The population size fluctuated and over the years there were schools at various locations serving the scattered townships. By the 1870s there were two public schools at Baligarve towards the north and Baligrundle further south. It was the remaining Baligarve children who made the trip to the new school at Achnacroish.

Walking as I do with my dog every day, one of my favourite walks is down by the Balnagowan loch. I was long perplexed by a little detached stone building almost opposite the old steading at Killandrist near the current heritage centre. It is a little bigger than one of those garages you get on suburban housing estates where you can only just squeeze in a modern car and remarkably well-preserved. I was astonished to discover it had been a school house. Passing by, it’s hard to visualise the rows of pupil 
desks and the schoolmaster out in front with perhaps a stove for winter warmth. The present island school seems vast by comparison.

Alexander Carmichael is typically shown in photographs looking stern with a long white beard and wild hair, and it’s very difficult to imagine him sitting quietly at one of those desks listening attentively to the teacher, but after attendance at the little Killandrist school he went on to study at Greenock Academy and then in Edinburgh. 

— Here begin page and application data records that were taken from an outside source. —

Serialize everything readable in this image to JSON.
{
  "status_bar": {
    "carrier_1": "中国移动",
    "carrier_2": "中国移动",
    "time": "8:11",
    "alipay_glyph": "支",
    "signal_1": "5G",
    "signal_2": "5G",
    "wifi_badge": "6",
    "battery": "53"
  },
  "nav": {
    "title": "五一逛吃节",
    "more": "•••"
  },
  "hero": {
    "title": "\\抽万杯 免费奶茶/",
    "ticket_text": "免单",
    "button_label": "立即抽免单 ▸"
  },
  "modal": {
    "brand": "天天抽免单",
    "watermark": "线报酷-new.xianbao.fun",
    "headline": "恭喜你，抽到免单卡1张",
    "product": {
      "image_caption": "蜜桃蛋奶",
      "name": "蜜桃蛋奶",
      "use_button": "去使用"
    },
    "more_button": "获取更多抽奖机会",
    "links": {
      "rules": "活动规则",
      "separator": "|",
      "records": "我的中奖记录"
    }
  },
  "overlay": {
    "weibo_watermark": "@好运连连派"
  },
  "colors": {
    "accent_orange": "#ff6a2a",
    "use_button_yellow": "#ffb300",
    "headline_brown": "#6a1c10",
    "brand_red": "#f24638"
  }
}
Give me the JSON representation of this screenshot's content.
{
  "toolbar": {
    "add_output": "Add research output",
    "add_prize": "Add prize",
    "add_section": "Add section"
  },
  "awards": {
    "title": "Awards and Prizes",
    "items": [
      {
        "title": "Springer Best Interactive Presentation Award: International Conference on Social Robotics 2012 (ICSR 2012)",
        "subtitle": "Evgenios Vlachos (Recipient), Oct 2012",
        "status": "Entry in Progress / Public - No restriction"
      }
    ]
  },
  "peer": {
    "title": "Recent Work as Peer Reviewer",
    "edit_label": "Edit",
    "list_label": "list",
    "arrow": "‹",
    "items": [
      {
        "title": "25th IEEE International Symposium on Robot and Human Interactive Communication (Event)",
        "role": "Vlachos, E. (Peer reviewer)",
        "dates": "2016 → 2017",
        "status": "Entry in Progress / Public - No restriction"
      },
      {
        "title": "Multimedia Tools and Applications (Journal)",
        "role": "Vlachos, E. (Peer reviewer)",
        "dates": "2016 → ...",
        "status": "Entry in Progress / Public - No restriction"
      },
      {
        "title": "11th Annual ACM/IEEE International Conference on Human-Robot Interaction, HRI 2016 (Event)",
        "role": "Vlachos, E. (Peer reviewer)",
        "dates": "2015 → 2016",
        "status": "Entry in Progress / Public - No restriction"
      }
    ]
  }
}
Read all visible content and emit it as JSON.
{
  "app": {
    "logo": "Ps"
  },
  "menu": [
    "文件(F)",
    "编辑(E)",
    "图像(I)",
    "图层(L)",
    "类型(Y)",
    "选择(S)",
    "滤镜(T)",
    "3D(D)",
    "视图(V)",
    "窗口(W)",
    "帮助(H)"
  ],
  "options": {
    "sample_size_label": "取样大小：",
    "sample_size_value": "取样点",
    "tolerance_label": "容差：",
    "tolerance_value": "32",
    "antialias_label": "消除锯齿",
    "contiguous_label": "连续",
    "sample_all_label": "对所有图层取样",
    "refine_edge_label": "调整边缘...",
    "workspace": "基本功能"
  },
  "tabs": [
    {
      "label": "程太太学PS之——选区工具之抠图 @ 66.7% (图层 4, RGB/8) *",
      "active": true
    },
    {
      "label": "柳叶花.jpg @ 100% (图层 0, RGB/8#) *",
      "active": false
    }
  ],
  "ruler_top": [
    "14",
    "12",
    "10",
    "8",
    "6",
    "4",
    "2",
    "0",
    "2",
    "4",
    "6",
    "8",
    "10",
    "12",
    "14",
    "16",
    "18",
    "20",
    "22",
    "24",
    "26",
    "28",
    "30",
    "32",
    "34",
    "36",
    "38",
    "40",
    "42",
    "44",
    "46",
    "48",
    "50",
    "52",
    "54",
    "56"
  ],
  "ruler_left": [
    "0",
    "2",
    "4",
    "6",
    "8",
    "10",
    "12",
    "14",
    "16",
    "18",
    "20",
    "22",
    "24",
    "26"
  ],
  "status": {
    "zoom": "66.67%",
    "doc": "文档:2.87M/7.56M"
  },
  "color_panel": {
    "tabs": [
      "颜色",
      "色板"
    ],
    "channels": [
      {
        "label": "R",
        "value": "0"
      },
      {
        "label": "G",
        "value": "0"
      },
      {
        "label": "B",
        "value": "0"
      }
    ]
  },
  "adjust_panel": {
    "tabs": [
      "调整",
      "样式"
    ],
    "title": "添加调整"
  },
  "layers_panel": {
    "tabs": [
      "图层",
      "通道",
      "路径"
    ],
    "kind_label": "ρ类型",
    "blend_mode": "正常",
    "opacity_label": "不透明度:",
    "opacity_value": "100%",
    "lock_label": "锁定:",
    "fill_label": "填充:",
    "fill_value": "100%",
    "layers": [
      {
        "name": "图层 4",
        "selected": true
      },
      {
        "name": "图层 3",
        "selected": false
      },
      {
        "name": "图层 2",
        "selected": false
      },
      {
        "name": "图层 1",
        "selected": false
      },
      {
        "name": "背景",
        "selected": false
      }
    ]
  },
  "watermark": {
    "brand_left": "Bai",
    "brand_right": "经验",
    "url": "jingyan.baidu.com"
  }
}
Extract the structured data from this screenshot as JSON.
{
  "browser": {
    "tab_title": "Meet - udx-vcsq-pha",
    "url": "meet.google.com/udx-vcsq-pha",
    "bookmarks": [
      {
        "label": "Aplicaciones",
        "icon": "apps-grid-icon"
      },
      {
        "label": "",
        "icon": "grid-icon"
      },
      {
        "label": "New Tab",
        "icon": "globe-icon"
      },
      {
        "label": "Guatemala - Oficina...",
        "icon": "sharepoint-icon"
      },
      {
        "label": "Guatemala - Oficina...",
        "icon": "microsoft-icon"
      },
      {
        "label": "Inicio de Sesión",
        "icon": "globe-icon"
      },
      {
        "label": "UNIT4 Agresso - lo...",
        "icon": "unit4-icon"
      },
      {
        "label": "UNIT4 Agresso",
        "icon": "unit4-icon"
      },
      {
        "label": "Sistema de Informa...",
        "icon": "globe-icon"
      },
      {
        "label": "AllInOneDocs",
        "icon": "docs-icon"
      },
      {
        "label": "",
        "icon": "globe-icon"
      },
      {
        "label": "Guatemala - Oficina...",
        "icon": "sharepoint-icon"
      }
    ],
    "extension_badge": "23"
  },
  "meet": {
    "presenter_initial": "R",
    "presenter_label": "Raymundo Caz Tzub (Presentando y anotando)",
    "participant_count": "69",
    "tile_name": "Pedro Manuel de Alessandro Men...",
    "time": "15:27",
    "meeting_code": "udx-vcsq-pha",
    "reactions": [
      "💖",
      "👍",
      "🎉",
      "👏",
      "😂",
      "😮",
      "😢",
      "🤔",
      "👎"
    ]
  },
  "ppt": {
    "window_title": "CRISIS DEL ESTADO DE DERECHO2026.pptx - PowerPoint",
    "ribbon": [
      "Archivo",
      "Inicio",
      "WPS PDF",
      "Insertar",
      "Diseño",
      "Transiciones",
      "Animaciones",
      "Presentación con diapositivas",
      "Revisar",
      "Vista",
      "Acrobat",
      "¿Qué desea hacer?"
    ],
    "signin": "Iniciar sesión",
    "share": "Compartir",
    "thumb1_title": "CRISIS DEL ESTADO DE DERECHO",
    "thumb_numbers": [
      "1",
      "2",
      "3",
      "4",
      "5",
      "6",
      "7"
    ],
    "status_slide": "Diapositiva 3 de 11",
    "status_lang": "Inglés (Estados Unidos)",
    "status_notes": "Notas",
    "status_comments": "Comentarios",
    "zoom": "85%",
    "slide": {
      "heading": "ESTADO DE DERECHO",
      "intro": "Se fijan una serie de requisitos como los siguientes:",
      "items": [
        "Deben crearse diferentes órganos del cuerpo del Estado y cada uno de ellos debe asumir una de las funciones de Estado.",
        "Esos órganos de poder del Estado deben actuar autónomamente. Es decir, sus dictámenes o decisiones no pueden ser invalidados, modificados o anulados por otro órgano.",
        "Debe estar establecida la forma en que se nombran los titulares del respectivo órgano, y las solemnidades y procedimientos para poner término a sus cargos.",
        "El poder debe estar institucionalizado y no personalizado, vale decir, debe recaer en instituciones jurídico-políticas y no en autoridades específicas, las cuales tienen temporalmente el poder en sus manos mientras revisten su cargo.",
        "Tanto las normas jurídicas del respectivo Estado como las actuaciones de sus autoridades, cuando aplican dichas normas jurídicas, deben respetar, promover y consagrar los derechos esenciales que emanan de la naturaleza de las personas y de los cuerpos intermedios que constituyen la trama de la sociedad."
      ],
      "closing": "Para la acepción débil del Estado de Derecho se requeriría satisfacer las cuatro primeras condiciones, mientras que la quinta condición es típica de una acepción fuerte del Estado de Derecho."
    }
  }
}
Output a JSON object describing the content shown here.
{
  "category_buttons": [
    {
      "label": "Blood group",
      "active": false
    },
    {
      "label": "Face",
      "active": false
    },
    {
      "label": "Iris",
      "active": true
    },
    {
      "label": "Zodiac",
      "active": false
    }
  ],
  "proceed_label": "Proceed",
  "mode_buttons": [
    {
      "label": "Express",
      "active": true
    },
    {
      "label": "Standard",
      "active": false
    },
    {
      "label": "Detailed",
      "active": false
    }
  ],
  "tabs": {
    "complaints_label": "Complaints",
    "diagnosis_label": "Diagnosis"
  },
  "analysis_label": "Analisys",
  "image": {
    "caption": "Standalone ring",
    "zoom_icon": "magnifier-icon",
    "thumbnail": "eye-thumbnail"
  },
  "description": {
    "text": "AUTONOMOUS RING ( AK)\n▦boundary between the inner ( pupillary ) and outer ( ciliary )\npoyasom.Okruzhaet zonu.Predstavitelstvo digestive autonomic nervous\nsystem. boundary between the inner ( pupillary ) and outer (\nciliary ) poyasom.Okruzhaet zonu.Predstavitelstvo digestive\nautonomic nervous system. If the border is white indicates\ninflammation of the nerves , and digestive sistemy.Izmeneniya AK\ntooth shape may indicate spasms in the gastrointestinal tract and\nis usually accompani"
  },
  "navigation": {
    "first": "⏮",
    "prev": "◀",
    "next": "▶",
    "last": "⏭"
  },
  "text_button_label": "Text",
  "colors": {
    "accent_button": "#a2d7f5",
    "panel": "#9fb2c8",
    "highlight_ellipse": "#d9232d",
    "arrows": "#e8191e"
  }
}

As an exciseman in the late 19th century he journeyed around the Highlands and west coast islands and on his travels collected the native songs, prayers and blessings previously only passed on by oral tradition. His extensive collection was finally published over many years in the six volumes of the Carmina Gadelica.

Rosemary Barry